**TO DO**
Within the records, tally the lines that contain "structured" and reply with that number only.

Segment Open

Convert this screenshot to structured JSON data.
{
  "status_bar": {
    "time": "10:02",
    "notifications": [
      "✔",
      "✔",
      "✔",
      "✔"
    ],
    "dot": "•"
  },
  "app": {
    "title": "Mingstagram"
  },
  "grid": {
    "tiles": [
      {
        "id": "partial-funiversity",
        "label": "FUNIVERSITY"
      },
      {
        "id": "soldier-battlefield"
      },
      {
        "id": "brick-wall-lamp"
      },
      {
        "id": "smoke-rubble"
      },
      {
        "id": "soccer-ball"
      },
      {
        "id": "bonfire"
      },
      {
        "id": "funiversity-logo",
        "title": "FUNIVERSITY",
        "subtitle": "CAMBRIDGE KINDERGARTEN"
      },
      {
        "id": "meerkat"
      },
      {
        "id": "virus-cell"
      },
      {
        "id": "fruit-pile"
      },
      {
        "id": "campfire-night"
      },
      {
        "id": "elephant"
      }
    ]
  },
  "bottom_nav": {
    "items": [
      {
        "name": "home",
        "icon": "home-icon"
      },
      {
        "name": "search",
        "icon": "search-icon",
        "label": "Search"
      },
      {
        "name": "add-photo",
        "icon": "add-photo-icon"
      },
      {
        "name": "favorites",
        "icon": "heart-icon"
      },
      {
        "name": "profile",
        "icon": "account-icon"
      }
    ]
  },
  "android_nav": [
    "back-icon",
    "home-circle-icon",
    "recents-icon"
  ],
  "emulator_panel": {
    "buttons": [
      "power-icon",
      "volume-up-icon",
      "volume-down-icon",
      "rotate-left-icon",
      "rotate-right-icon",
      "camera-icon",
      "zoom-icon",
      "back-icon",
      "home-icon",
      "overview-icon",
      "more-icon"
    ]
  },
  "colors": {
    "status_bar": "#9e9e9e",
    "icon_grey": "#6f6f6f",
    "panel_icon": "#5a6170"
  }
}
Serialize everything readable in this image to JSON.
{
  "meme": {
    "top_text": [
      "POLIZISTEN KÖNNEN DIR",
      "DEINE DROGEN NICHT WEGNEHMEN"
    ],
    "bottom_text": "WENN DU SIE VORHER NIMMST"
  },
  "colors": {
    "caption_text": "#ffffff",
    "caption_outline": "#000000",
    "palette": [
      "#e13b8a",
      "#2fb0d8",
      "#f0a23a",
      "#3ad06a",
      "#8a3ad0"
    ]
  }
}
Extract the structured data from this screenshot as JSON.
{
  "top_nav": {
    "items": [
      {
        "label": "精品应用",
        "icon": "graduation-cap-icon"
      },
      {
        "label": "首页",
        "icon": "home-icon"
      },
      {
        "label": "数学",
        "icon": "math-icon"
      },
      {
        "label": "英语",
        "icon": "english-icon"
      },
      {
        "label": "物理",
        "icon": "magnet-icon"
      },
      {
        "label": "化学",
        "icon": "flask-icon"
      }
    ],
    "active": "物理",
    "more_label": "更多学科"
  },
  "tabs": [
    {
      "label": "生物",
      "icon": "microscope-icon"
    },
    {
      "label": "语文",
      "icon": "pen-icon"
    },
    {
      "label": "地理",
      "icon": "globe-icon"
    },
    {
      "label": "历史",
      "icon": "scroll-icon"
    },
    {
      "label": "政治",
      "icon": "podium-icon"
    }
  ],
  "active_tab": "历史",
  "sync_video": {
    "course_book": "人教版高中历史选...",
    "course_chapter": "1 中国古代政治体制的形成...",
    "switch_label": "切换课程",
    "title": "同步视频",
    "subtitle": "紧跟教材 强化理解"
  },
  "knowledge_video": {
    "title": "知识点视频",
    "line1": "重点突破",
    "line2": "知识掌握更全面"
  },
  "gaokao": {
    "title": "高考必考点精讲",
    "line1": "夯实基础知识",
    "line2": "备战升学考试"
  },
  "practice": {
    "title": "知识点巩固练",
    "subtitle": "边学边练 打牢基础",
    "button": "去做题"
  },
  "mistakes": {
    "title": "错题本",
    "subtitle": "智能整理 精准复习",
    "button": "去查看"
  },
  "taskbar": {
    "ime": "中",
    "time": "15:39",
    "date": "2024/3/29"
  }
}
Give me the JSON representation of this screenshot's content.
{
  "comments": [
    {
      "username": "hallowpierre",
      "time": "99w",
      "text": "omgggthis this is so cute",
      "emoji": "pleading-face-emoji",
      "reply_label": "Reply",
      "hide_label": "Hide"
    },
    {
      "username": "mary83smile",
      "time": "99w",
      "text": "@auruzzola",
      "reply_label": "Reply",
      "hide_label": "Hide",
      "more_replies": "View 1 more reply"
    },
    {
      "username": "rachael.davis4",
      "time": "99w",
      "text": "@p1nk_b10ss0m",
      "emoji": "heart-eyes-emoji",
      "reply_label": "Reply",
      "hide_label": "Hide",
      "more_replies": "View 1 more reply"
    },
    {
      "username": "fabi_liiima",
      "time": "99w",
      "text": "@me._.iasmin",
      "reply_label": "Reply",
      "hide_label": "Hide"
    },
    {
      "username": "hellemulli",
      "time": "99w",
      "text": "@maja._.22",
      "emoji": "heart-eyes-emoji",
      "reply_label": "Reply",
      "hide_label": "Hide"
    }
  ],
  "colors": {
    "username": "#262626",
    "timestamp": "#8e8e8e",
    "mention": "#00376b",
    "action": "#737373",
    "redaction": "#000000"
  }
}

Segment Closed

**THE COMPLETED TASK**
2